Image recognition was used to help parents confirm task completion, but the team also viewed it as an engaging activity for the kids. “We tried to do this in a way that allows kids with autism to have fun and stay engaged while completing their basic everyday activities such as brushing teeth or wearing shoes,” says Garcia, a first-generation American who, after earning her degree in software engineering in winter, hopes to help underrepresented communities learn STEM subjects. “We use image recognition so that parents can ensure their child has completed a task, but also so that kids can have fun with their cameras!” The app also lets parents easily customize routines to their child’s specific needs through the use of images, videos, and descriptions.

While the team faced many challenges, including a global pandemic that forced the entire university to move to remote learning, they persisted. “We embraced our challenges as a team, kept up a strong work ethic, communicated consistently, and learned from each other to push through and create a wonderful product that can ultimately help change the way children with autism are motivated to perform activities and routines,” says Ganesh, who is interning as a software engineer at Microsoft this summer and will be graduating in the fall.

Through her involvement as the EVP of UCI’s Women in Information and Computer Sciences (WICS) and a previous mentor for AppJam+, Ganesh says she has been inspired to help empower women and children from underrepresented communities with technology.

“Working with The Innovation Lab gave us an opportunity to integrate our diverse skill set in design and computer science with the real world in the healthcare industry,” says Mungra, who graduated this spring and is now looking for a job in consulting, software engineering, or software design while growing his platforms in photography and videography. “We resonated with their purpose of helping others and were able to channel that energy into our application.”

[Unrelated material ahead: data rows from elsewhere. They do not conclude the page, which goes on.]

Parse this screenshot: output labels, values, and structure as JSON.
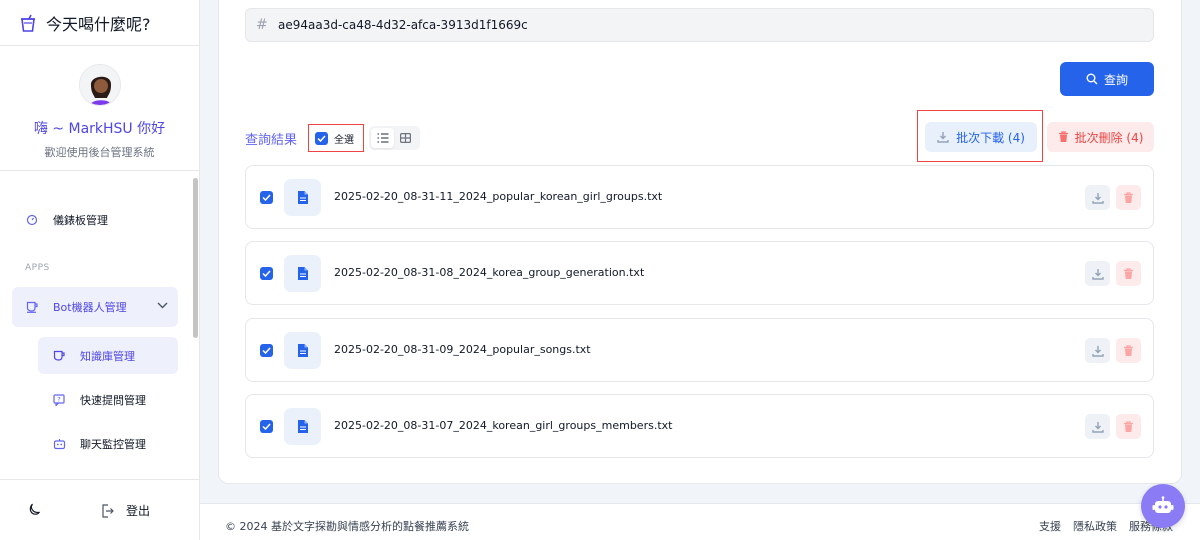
{
  "app": {
    "title": "今天喝什麼呢?"
  },
  "profile": {
    "greeting": "嗨 ~ MarkHSU 你好",
    "subtitle": "歡迎使用後台管理系統"
  },
  "nav": {
    "dashboard": "儀錶板管理",
    "section_apps": "APPS",
    "bot_manage": "Bot機器人管理",
    "knowledge": "知識庫管理",
    "quick_questions": "快速提問管理",
    "chat_monitor": "聊天監控管理"
  },
  "side_footer": {
    "logout": "登出"
  },
  "search": {
    "hash": "#",
    "value": "ae94aa3d-ca48-4d32-afca-3913d1f1669c",
    "query_button": "查詢"
  },
  "results": {
    "title": "查詢結果",
    "select_all": "全選",
    "batch_download": "批次下載 (4)",
    "batch_delete": "批次刪除 (4)",
    "files": [
      {
        "name": "2025-02-20_08-31-11_2024_popular_korean_girl_groups.txt",
        "checked": true
      },
      {
        "name": "2025-02-20_08-31-08_2024_korea_group_generation.txt",
        "checked": true
      },
      {
        "name": "2025-02-20_08-31-09_2024_popular_songs.txt",
        "checked": true
      },
      {
        "name": "2025-02-20_08-31-07_2024_korean_girl_groups_members.txt",
        "checked": true
      }
    ]
  },
  "footer": {
    "copyright": "© 2024 基於文字探勘與情感分析的點餐推薦系統",
    "links": [
      "支援",
      "隱私政策",
      "服務條款"
    ]
  },
  "colors": {
    "primary": "#2563eb",
    "accent": "#6366f1",
    "danger": "#ef4444"
  }
}
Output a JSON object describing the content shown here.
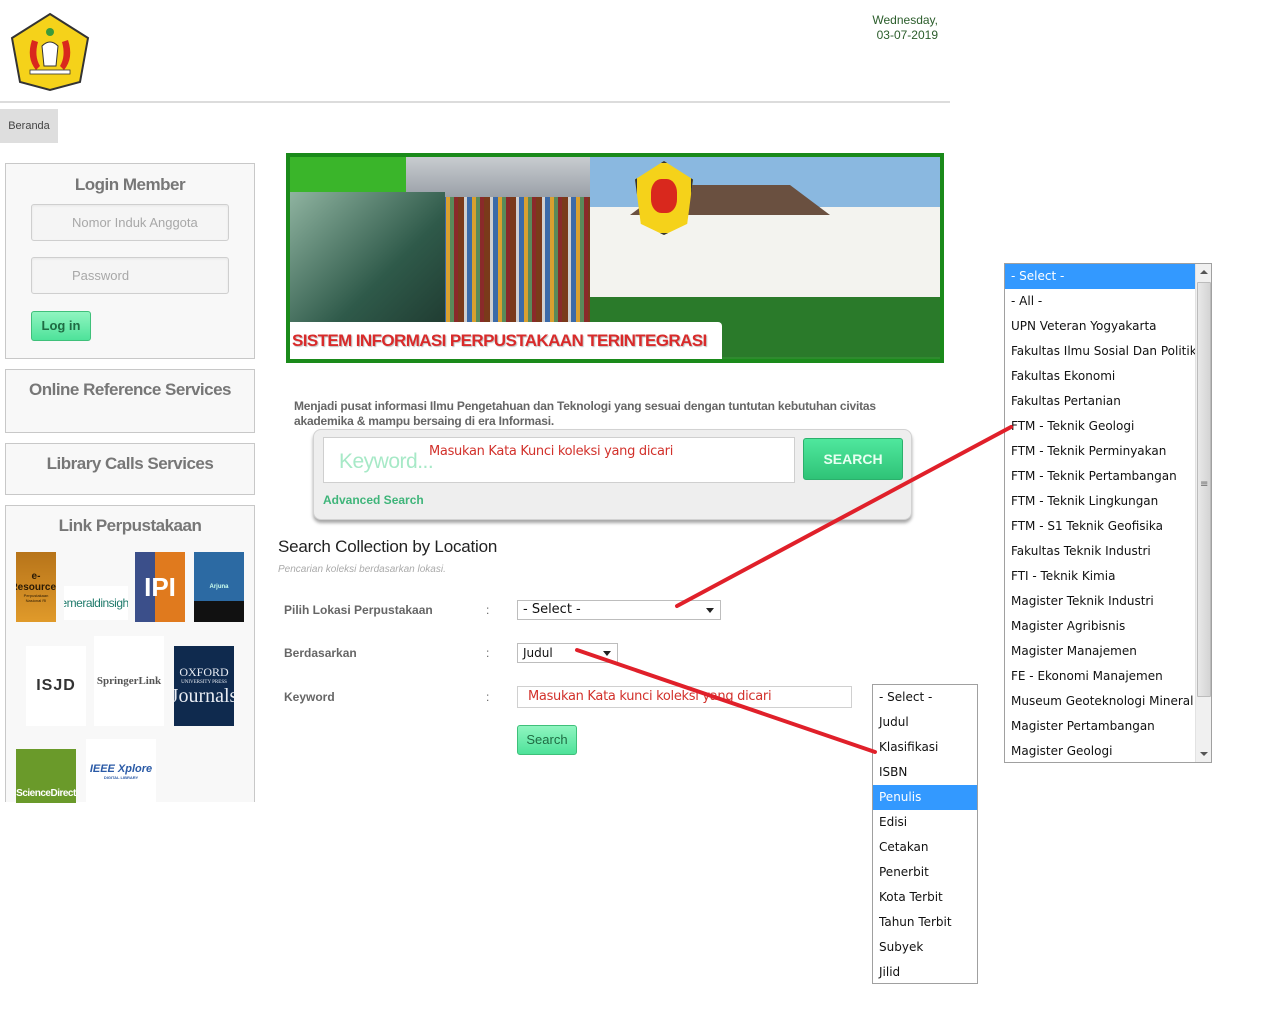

Delivering for the Innovation Lab

According to Engwall, the collaboration with UCI has paid off. “We’re already looking for projects for next year,” she says. “The students have been fabulous.”

The capstone projects provide an avenue for Innovation Lab to research and build low-cost proofs of concepts. “For us, one of the big benefits is we can get to a minimum viable product for testing,” notes Engwall. “This approach provides a cost-effective way to advance products through early stages of development.”

In addition to potential products, Engwall says the capstone course offers connections to potential employees. “We’re also providing first-hand experience to these students, and another benefit for us is the opportunity to potentially hire someone from one of these student teams after they graduate.”

Gold was similarly impressed with the students and their talent. “Working with the UCI team was truly an amazing experience,” he says. “I was fascinated how they could take an idea from concept to completion in such a quick manner.” He then adds, “who knows, I might just be working for one of them someday.”

President and CEO of The Innovation Institute Joe Randolph expressed his appreciation saying, “I am impressed with the creativity and dedication these student teams brought to the Innovation Lab to design and develop two promising medical devices. I am truly thankful for their contributions to health care innovation.”

If you are interested in sponsoring a capstone project, contact Informatics Professor Hadar Ziv.